but when is the argument of the ln imaginary?

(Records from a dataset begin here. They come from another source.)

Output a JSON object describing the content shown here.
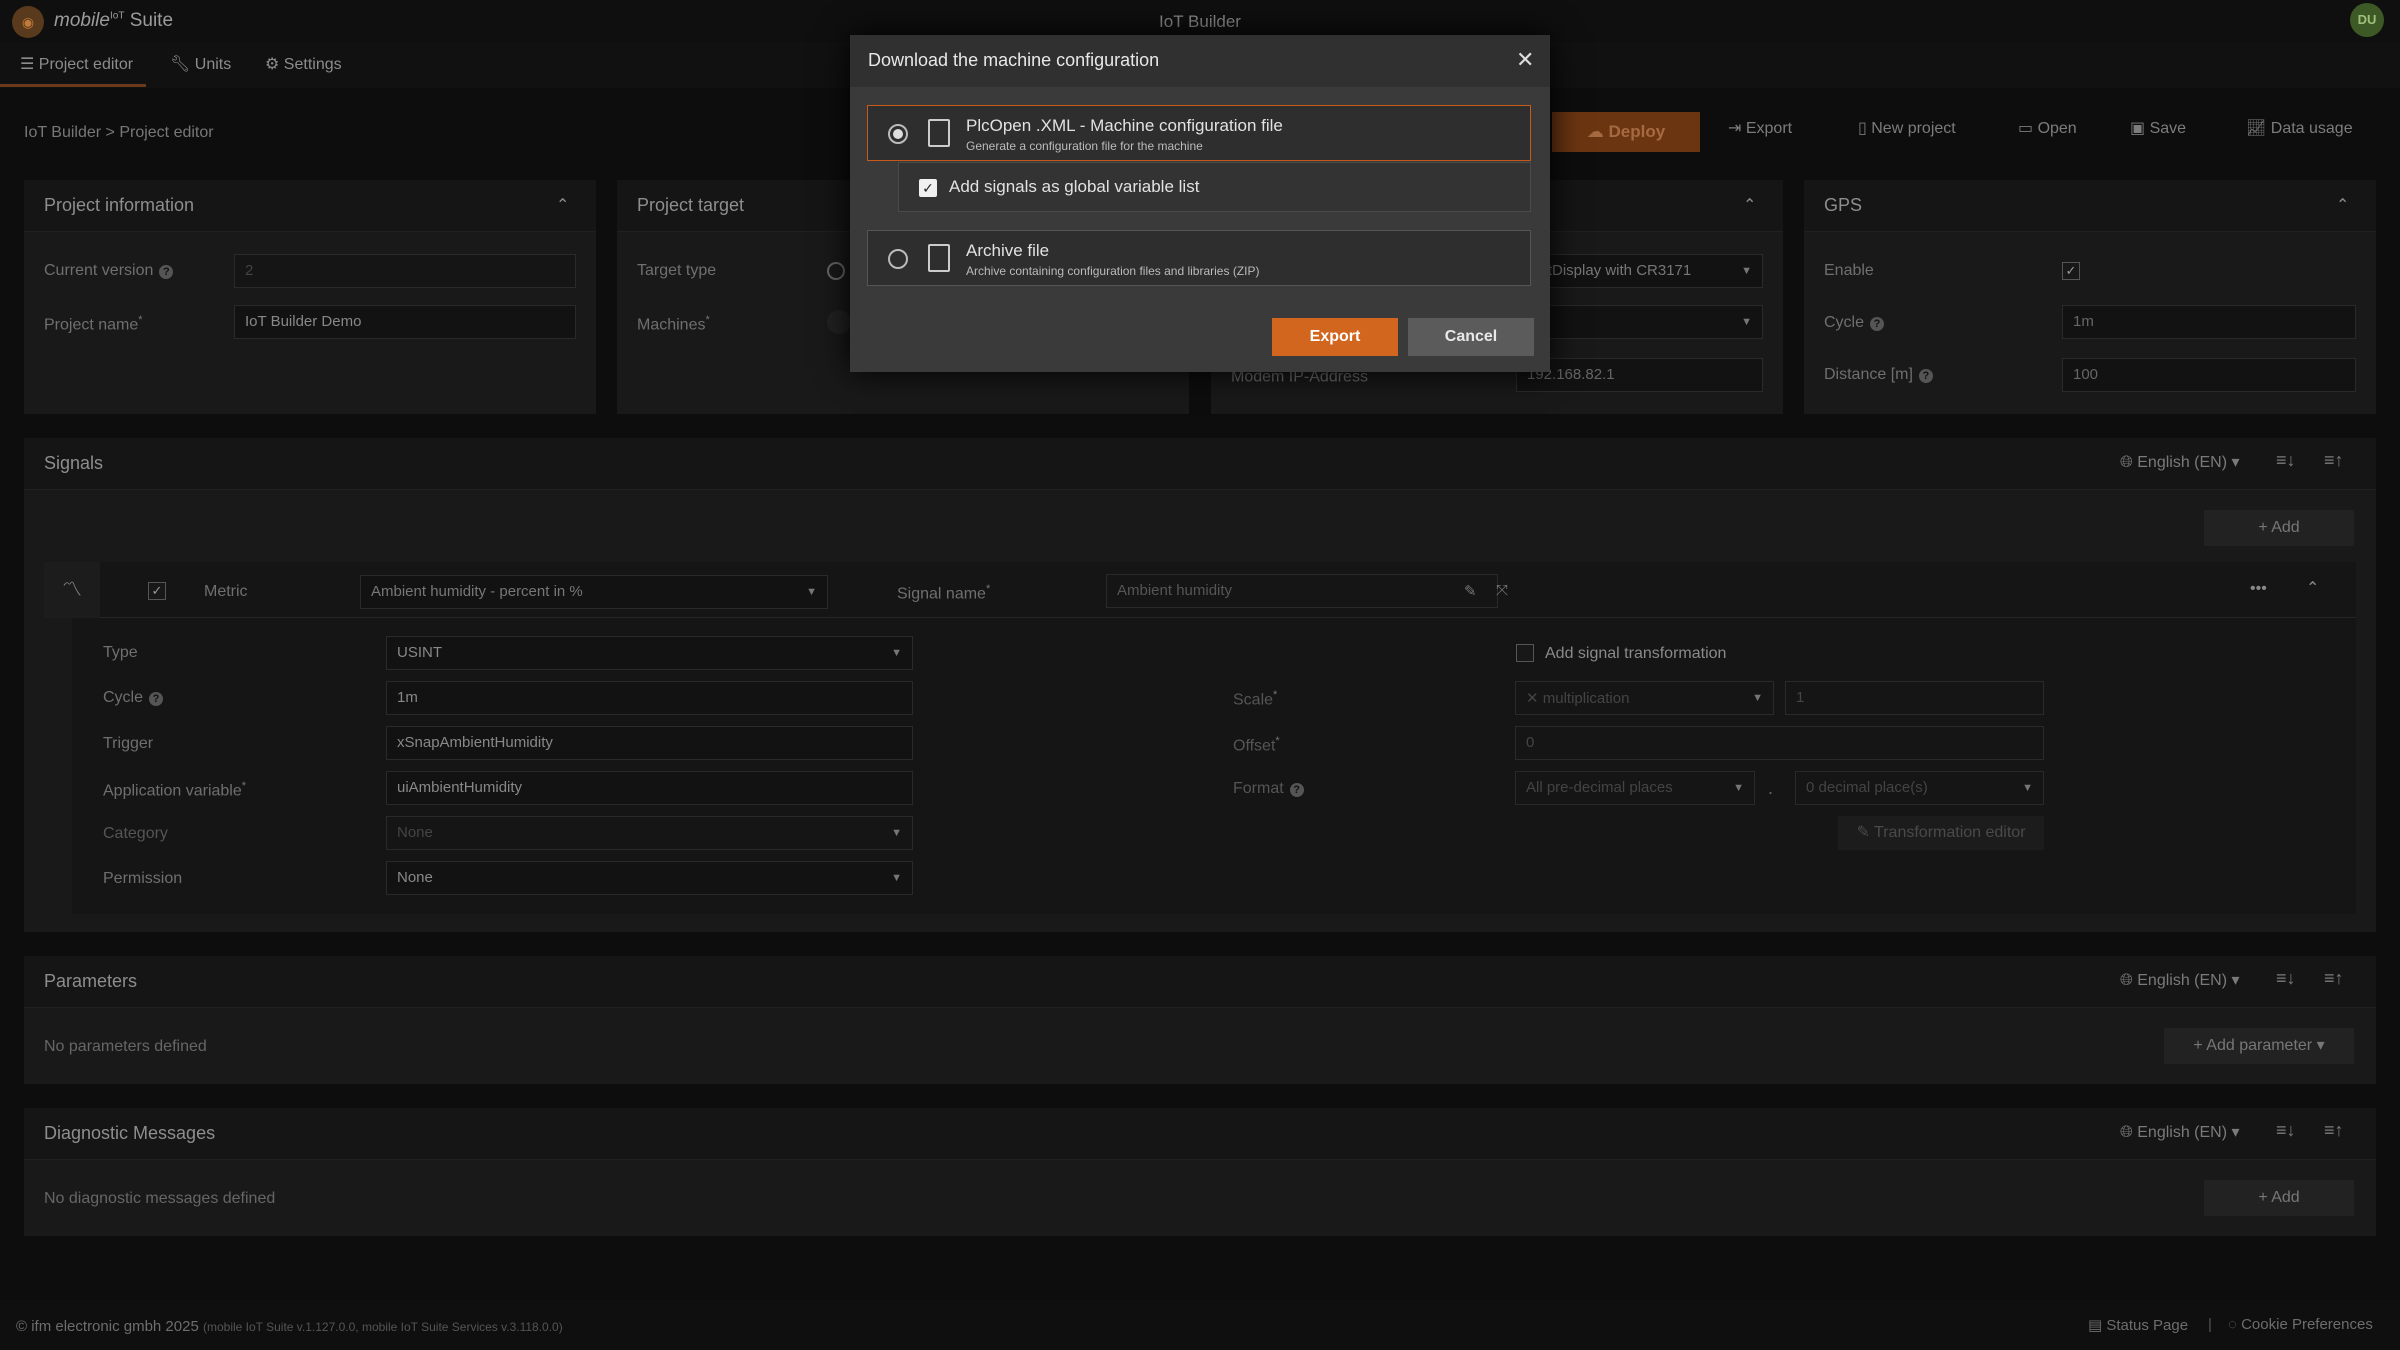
{
  "app": {
    "brand_prefix": "mobile",
    "brand_sup": "IoT",
    "brand_suffix": "Suite",
    "title": "IoT Builder",
    "avatar": "DU"
  },
  "nav": {
    "tabs": [
      "Project editor",
      "Units",
      "Settings"
    ]
  },
  "breadcrumb": {
    "root": "IoT Builder",
    "sep": ">",
    "current": "Project editor"
  },
  "toolbar": {
    "deploy": "Deploy",
    "export": "Export",
    "new_project": "New project",
    "open": "Open",
    "save": "Save",
    "data_usage": "Data usage"
  },
  "project_info": {
    "title": "Project information",
    "current_version_label": "Current version",
    "current_version": "2",
    "project_name_label": "Project name",
    "project_name": "IoT Builder Demo"
  },
  "project_target": {
    "title": "Project target",
    "target_type_label": "Target type",
    "machines_label": "Machines"
  },
  "device_panel": {
    "device_value": "matDisplay with CR3171",
    "modem_ip_label": "Modem IP-Address",
    "modem_ip": "192.168.82.1"
  },
  "gps": {
    "title": "GPS",
    "enable_label": "Enable",
    "cycle_label": "Cycle",
    "cycle": "1m",
    "distance_label": "Distance [m]",
    "distance": "100"
  },
  "signals": {
    "title": "Signals",
    "language": "English (EN)",
    "add": "Add",
    "metric_label": "Metric",
    "metric_value": "Ambient humidity - percent in %",
    "signal_name_label": "Signal name",
    "signal_name": "Ambient humidity",
    "type_label": "Type",
    "type": "USINT",
    "cycle_label": "Cycle",
    "cycle": "1m",
    "trigger_label": "Trigger",
    "trigger": "xSnapAmbientHumidity",
    "app_var_label": "Application variable",
    "app_var": "uiAmbientHumidity",
    "category_label": "Category",
    "category": "None",
    "permission_label": "Permission",
    "permission": "None",
    "add_transformation": "Add signal transformation",
    "scale_label": "Scale",
    "scale_op": "multiplication",
    "scale_value": "1",
    "offset_label": "Offset",
    "offset_value": "0",
    "format_label": "Format",
    "format_pre": "All pre-decimal places",
    "format_sep": ".",
    "format_dec": "0 decimal place(s)",
    "transformation_editor": "Transformation editor"
  },
  "parameters": {
    "title": "Parameters",
    "language": "English (EN)",
    "empty": "No parameters defined",
    "add": "Add parameter"
  },
  "diagnostics": {
    "title": "Diagnostic Messages",
    "language": "English (EN)",
    "empty": "No diagnostic messages defined",
    "add": "Add"
  },
  "footer": {
    "copyright": "© ifm electronic gmbh 2025",
    "version": "(mobile IoT Suite v.1.127.0.0, mobile IoT Suite Services v.3.118.0.0)",
    "status_page": "Status Page",
    "sep": "|",
    "cookies": "Cookie Preferences"
  },
  "modal": {
    "title": "Download the machine configuration",
    "option1_title": "PlcOpen .XML - Machine configuration file",
    "option1_sub": "Generate a configuration file for the machine",
    "suboption": "Add signals as global variable list",
    "option2_title": "Archive file",
    "option2_sub": "Archive containing configuration files and libraries (ZIP)",
    "export": "Export",
    "cancel": "Cancel"
  },
  "colors": {
    "accent": "#d2661e",
    "modal_bg": "#3a3a3a",
    "page_bg": "#0d0d0d"
  }
}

Is it ever?
 
Last edited:

dwsmith

Well-known member
Feb 1, 2012
1,673
\(\DeclareMathOperator{\Arg}{Arg}\)
How do I go from
\[\frac{i}{4}\ln\Bigg[\frac{(1 + y)^2 + x^2}{(1 - y)^2 + x^2}\Bigg] -
\frac{1}{2}\Arg\bigg[\frac{1 + y - ix}{1 - y + ix}\bigg]
\]
to the real part is
\[
\frac{1}{2} \left(-\arg \left(\frac{\sqrt{x^2+(y+1)^2}}{\sqrt{x^2+(y-1)^2}}\right)-\arg \left(-1-\frac{2}{-i x+y-1}\right)\right)
\]
More specifically, how is \(-\arg \left(\frac{\sqrt{x^2+(y+1)^2}}{\sqrt{x^2+(y-1)^2}}\right)\) obtained?
 
Last edited:

HallsofIvy

Well-known member
MHB Math Helper
Jan 29, 2012
1,151
You titled this "complex function". But it appears you are trying to solve the equation arctan(z)= 1/z. Is that correct?
 

dwsmith

Well-known member
Feb 1, 2012
1,673
You titled this "complex function". But it appears you are trying to solve the equation arctan(z)= 1/z. Is that correct?
No.

I want to find the real and imaginary parts of \(\arctan(z)\). I came up with the \(\frac{1}{z}\) by using a right triangle; however, that was noted to be incorrect. I have the form of \(\arctan(z)\) but I don't know how Mathematica achieved part of its real part solution which I asked in my next most recent post.